“This year, due to the pandemic,” says Fuchs, “Israelis will be cautious about voting if they believe it could make them ill. The Central Elections Committee should add hours. Instead of finishing at 10 pm, they should add a few hours so that people can feel safer.”
The committee should also consider opening polling stations for more than one day, though this will be an issue, as currently, Election Day is a day off for workers and the economy.
“The country should spread out the vote into more than one day to diminish the pressures on voters who do not want to expose themselves to the virus,” says Prof. Dani Filc of the Department of Politics and Government at Ben-Gurion University of the Negev in Be'er Sheva.
Filc, a pediatrician whose research focuses on health policy, is optimistic about the efficacy of the rollout of vaccinations that could reach a majority of Israelis prior to Election Day, March 23.
“We have about 80 days left and if we inoculate 100,000 daily, we can reach 90% of the populace. I think this is too optimistic but we could reach ‘herd immunity’ levels [between 60 and 70% of the population] before the elections. We have the technical capabilities to do this,” he says.
Filc moderates his optimism, observing that the government’s policy depends on when the country will obtain more vaccines from the producers and the extent to which certain populations, such as the Arab and ultra-Orthodox Jewish communities, will comply with vaccinations.
“We do not have compliance issues such as the U.S. does with the vocal anti-vaxxer movement, but more work needs to be done to convince these populations to get the vaccine,” he says.
On the political side, how the virus and the inoculation effort are framed will be key.
“Management of the coronavirus pandemic and the inoculation operation can be framed either as a success if you are Prime Minister Benjamin Netanyahu or a supporter, or as a failure if you are electioneering against Netanyahu,” says Dr. Assaf Shapira, head of the Political Reform Program at the Israel Democracy Institute.
Some political parties, such as Naftali Bennett’s right-wing Yamina, he says, are running on a platform that claims the prime minister has failed in managing the country during the pandemic.
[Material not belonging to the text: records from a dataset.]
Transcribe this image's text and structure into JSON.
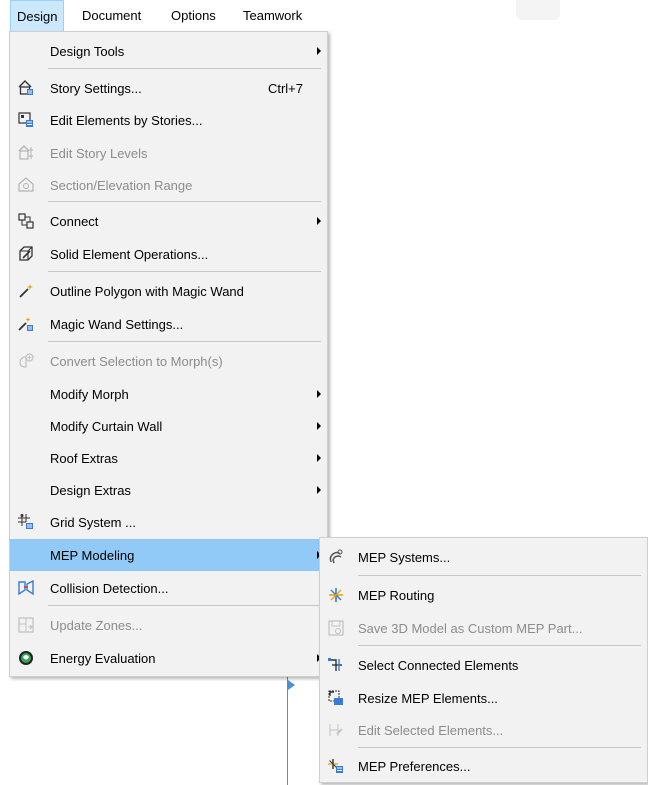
{
  "menubar": {
    "items": [
      {
        "label": "Design",
        "active": true
      },
      {
        "label": "Document"
      },
      {
        "label": "Options"
      },
      {
        "label": "Teamwork"
      }
    ]
  },
  "design_menu": {
    "items": [
      {
        "label": "Design Tools",
        "submenu": true,
        "icon": "none"
      },
      {
        "label": "Story Settings...",
        "shortcut": "Ctrl+7",
        "icon": "story-settings-icon"
      },
      {
        "label": "Edit Elements by Stories...",
        "icon": "edit-elements-by-stories-icon"
      },
      {
        "label": "Edit Story Levels",
        "disabled": true,
        "icon": "edit-story-levels-icon"
      },
      {
        "label": "Section/Elevation Range",
        "disabled": true,
        "icon": "section-elevation-range-icon"
      },
      {
        "label": "Connect",
        "submenu": true,
        "icon": "connect-icon"
      },
      {
        "label": "Solid Element Operations...",
        "icon": "solid-element-operations-icon"
      },
      {
        "label": "Outline Polygon with Magic Wand",
        "icon": "magic-wand-icon"
      },
      {
        "label": "Magic Wand Settings...",
        "icon": "magic-wand-settings-icon"
      },
      {
        "label": "Convert Selection to Morph(s)",
        "disabled": true,
        "icon": "convert-morph-icon"
      },
      {
        "label": "Modify Morph",
        "submenu": true,
        "icon": "none"
      },
      {
        "label": "Modify Curtain Wall",
        "submenu": true,
        "icon": "none"
      },
      {
        "label": "Roof Extras",
        "submenu": true,
        "icon": "none"
      },
      {
        "label": "Design Extras",
        "submenu": true,
        "icon": "none"
      },
      {
        "label": "Grid System ...",
        "icon": "grid-system-icon"
      },
      {
        "label": "MEP Modeling",
        "submenu": true,
        "highlighted": true,
        "icon": "none"
      },
      {
        "label": "Collision Detection...",
        "icon": "collision-detection-icon"
      },
      {
        "label": "Update Zones...",
        "disabled": true,
        "icon": "update-zones-icon"
      },
      {
        "label": "Energy Evaluation",
        "submenu": true,
        "icon": "energy-evaluation-icon"
      }
    ]
  },
  "mep_submenu": {
    "items": [
      {
        "label": "MEP Systems...",
        "icon": "mep-systems-icon"
      },
      {
        "label": "MEP Routing",
        "icon": "mep-routing-icon"
      },
      {
        "label": "Save 3D Model as Custom MEP Part...",
        "disabled": true,
        "icon": "save-3d-model-icon"
      },
      {
        "label": "Select Connected Elements",
        "icon": "select-connected-icon"
      },
      {
        "label": "Resize MEP Elements...",
        "icon": "resize-mep-icon"
      },
      {
        "label": "Edit Selected Elements...",
        "disabled": true,
        "icon": "edit-selected-elements-icon"
      },
      {
        "label": "MEP Preferences...",
        "icon": "mep-preferences-icon"
      }
    ]
  },
  "colors": {
    "menu_bg": "#f2f2f2",
    "highlight": "#91c9f7",
    "active_menubar": "#cce8ff",
    "disabled_text": "#8c8c8c"
  }
}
“Bennett is very much using the economy and the hardships people are experiencing with their livelihoods – especially during the national lockdowns – to attack Netanyahu,” Shapira says.
“This could be dangerous to his campaign if inoculating the population works and the economy opens up prior to the elections,” he says, especially as many Likud supporters are independent businesspeople who greatly suffer during lockdowns.
Other rightist parties, such as Gideon Sa’ar’s New Hope and Yisrael Beytenu, led by Avigdor Liberman, are not talking about the pandemic or vaccines, but rather focusing on presenting themselves as alternatives to the current prime minister, according to Shapira.
Still, this could change, says Shapira, because former Likud backbencher Dr. Yifat Shasha-Biton is #2 on the New Hope list. As a Likud MK and chair of the Knesset’s coronavirus committee, she was outspoken about the government’s mishandling of the pandemic.
But if Netanyahu continues to be out in front and vocal about the inoculations, he will have success, says Prof. Jonathan Rynhold of the Political Science Department at Bar-Ilan University.
“He can take credit and demonstrate that he very quickly and efficiently brought these inoculations. Here is a direct case of his personal interests and the public’s interests being one and the same,” Rynhold says.
“But of course, if the vaccine doesn’t get to all, someone else will have to take the blame,” he says.
Thus, Netanyahu is beholden to the vaccine suppliers and to the number of doses Israel can obtain before the election.
As political maneuvering continues, what will resonate with the voters? To the experts, it is unclear.
“The short answer,” says Fuchs, “is that we don’t know how much the coronavirus will affect the voting; we just know it will.”
Article written by Joshua Shuman, reprinted courtesy of The Media Line